<SplitView Name="Split" OpenPaneLength="200" IsPaneOpen="False" DisplayMode="Overlay">
            <SplitView.Pane>
                <StackPanel Padding="10">
                    <TextBlock Text="Item 1" />
                    <TextBlock Margin="0,10" Text="Item 2" />
                    <TextBlock Text="Item 3" />
                    <TextBlock Margin="0,10" Text="Item 4" />
                </StackPanel>
            </SplitView.Pane>
            <Grid>
                <Grid.RowDefinitions>
                    <RowDefinition Height="50" />
                    <RowDefinition Height="*" />
                </Grid.RowDefinitions>
                <Button Background="White" Click="Button_Click">
                    <StackPanel>
                        <Rectangle Height="3" Width="20" Fill="Black" />
                        <Rectangle Margin="0,5" Height="3" Width="20" Fill="Black" />
                        <Rectangle Height="3" Width="20" Fill="Black" />
                    </StackPanel>
                </Button>
 
                <TextBlock Margin="10" Grid.Row="1" Text="Main content here" />
 
            </Grid>
        </SplitView>

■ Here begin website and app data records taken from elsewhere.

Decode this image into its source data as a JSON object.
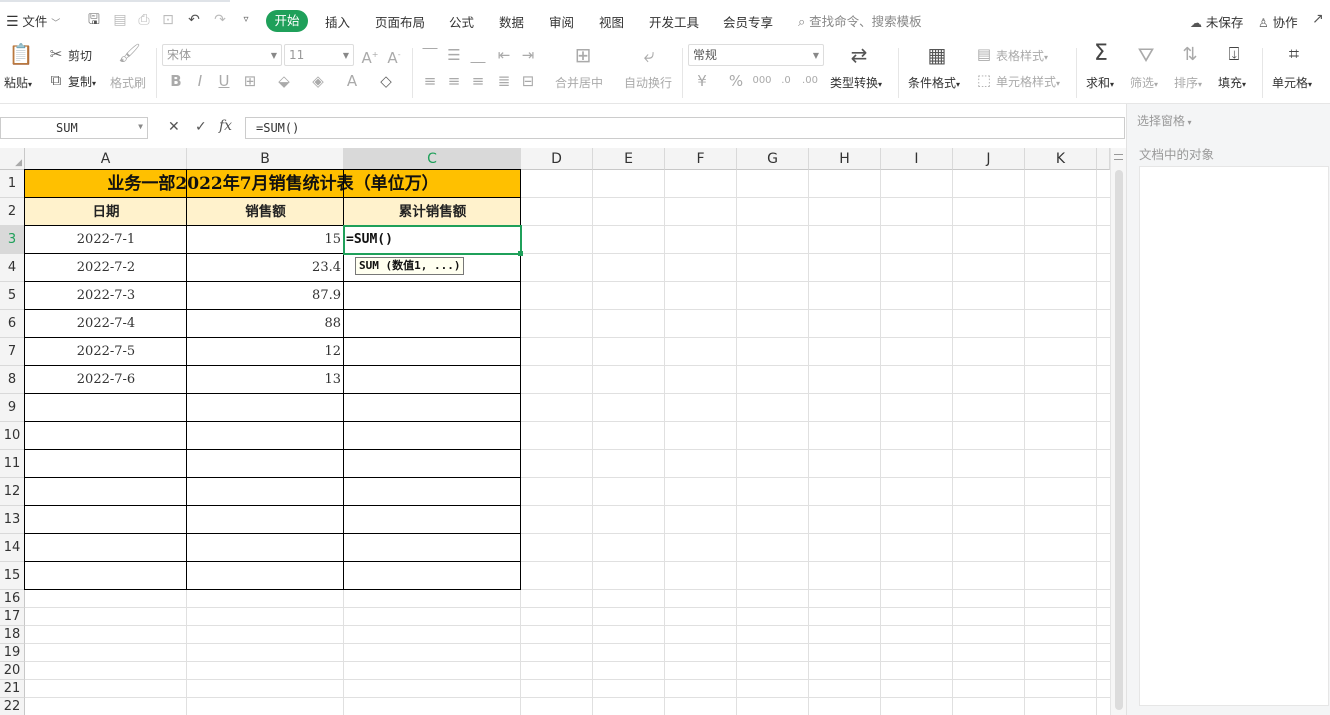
{
  "menubar": {
    "file_label": "文件",
    "tabs": [
      {
        "label": "开始",
        "active": true
      },
      {
        "label": "插入"
      },
      {
        "label": "页面布局"
      },
      {
        "label": "公式"
      },
      {
        "label": "数据"
      },
      {
        "label": "审阅"
      },
      {
        "label": "视图"
      },
      {
        "label": "开发工具"
      },
      {
        "label": "会员专享"
      }
    ],
    "search_placeholder": "查找命令、搜索模板",
    "unsaved_label": "未保存",
    "collab_label": "协作"
  },
  "ribbon": {
    "paste": "粘贴",
    "cut": "剪切",
    "copy": "复制",
    "format_painter": "格式刷",
    "font_name": "宋体",
    "font_size": "11",
    "merge_center": "合并居中",
    "wrap_text": "自动换行",
    "number_format": "常规",
    "type_convert": "类型转换",
    "cond_format": "条件格式",
    "table_style": "表格样式",
    "cell_style": "单元格样式",
    "sum": "求和",
    "filter": "筛选",
    "sort": "排序",
    "fill": "填充",
    "cell": "单元格"
  },
  "formula_bar": {
    "name_box": "SUM",
    "fx": "fx",
    "formula": "=SUM()"
  },
  "sheet": {
    "columns": [
      "A",
      "B",
      "C",
      "D",
      "E",
      "F",
      "G",
      "H",
      "I",
      "J",
      "K"
    ],
    "active_column": "C",
    "active_row": "3",
    "rows": [
      "1",
      "2",
      "3",
      "4",
      "5",
      "6",
      "7",
      "8",
      "9",
      "10",
      "11",
      "12",
      "13",
      "14",
      "15",
      "16",
      "17",
      "18",
      "19",
      "20",
      "21",
      "22"
    ],
    "title": "业务一部2022年7月销售统计表（单位万）",
    "headers": [
      "日期",
      "销售额",
      "累计销售额"
    ],
    "data": [
      {
        "date": "2022-7-1",
        "sales": "15"
      },
      {
        "date": "2022-7-2",
        "sales": "23.4"
      },
      {
        "date": "2022-7-3",
        "sales": "87.9"
      },
      {
        "date": "2022-7-4",
        "sales": "88"
      },
      {
        "date": "2022-7-5",
        "sales": "12"
      },
      {
        "date": "2022-7-6",
        "sales": "13"
      }
    ],
    "editing_text": "=SUM()",
    "tooltip": "SUM (数值1, ...)",
    "title_bg": "#ffc000",
    "header_bg": "#fff2cc",
    "active_color": "#1fa05a"
  },
  "side_panel": {
    "title": "选择窗格",
    "subtitle": "文档中的对象"
  }
}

The default placement of the pane is to left, but you can also have it on the right side. Just set the PanePlacement property to right.

 <SplitView Name="Split" PanePlacement="Right" OpenPaneLength="200" IsPaneOpen="False" DisplayMode="Inline">

The complete code can be found on GitHub, https://github.com/dhindrik/windows10samples

If you want to read more about Windows 10 development I have created a list with all my Windows 10 blog posts, http://danielhindrikes.se/windows-10/, more will be added.

Using compiled bindings in your Windows 10 universal app

One of the news in the Windows 10 SDK is that you can use compiled binding. In pre Windows 10 bindings was created in run time. When you're building your windows universal app for windows 10 you can created bindings in compile time. This to boost the performance of the bindings, compiled bindings will make the page load much faster. This blog post will introduce you with the basics of compiled bindings.

To create a binding that will be created in compile time you will use x:Bind instead of Binding to create the binding.

      <TextBlock Text="{x:Bind Title}" />

One big difference against is that the binding will not be to DataContext, it will be to the page. If the code above should work you have to create a Title property in the code behind file. If you don't do that you will get a error when you compiling your app. The reason to to bind to the actuall page instead of DataContext is that DataContext is of type object and the compiler will not know what you will assign to it during run time. Because you binding to the actual page it is also possible to bind directly to other controls on your page.

If you using a binding in a data template you have to specify data type for the data template with x:DataType as in the code below. Don't forget to declare the namespace for your data type. In this example I have created a property in my code behind file called ViewModel that has a Items property that I binding to the ItemsSource of the ListView.

<ListView ItemsSource="{x:Bind ViewModel.Items}">  
            <ListView.ItemTemplate>
                <DataTemplate x:DataType="model:ItemModel">
                        <TextBlock Text="{x:Bind Title}" />
                    </Grid>
                </DataTemplate>
            </ListView.ItemTemplate>
        </ListView>

The code behind can looks like the code below. In this example DataContext is set when the view is created and the ViewModel will have a method for loading data.

public sealed partial class ItemsView
{
        protected ItemsViewModel ViewModel { get { return DataContext as ItemsViewModel; } }
 
        public ItemsView()
        {
            this.InitializeComponent();
            DataContextChanged += ItemsView_DataContextChanged;
        }
 
        private async void ItemsView_DataContextChanged(FrameworkElement sender, DataContextChangedEventArgs args)
        {
            if(ViewModel != null)
            {
                await ViewModel.LoadData();
            }
        }
}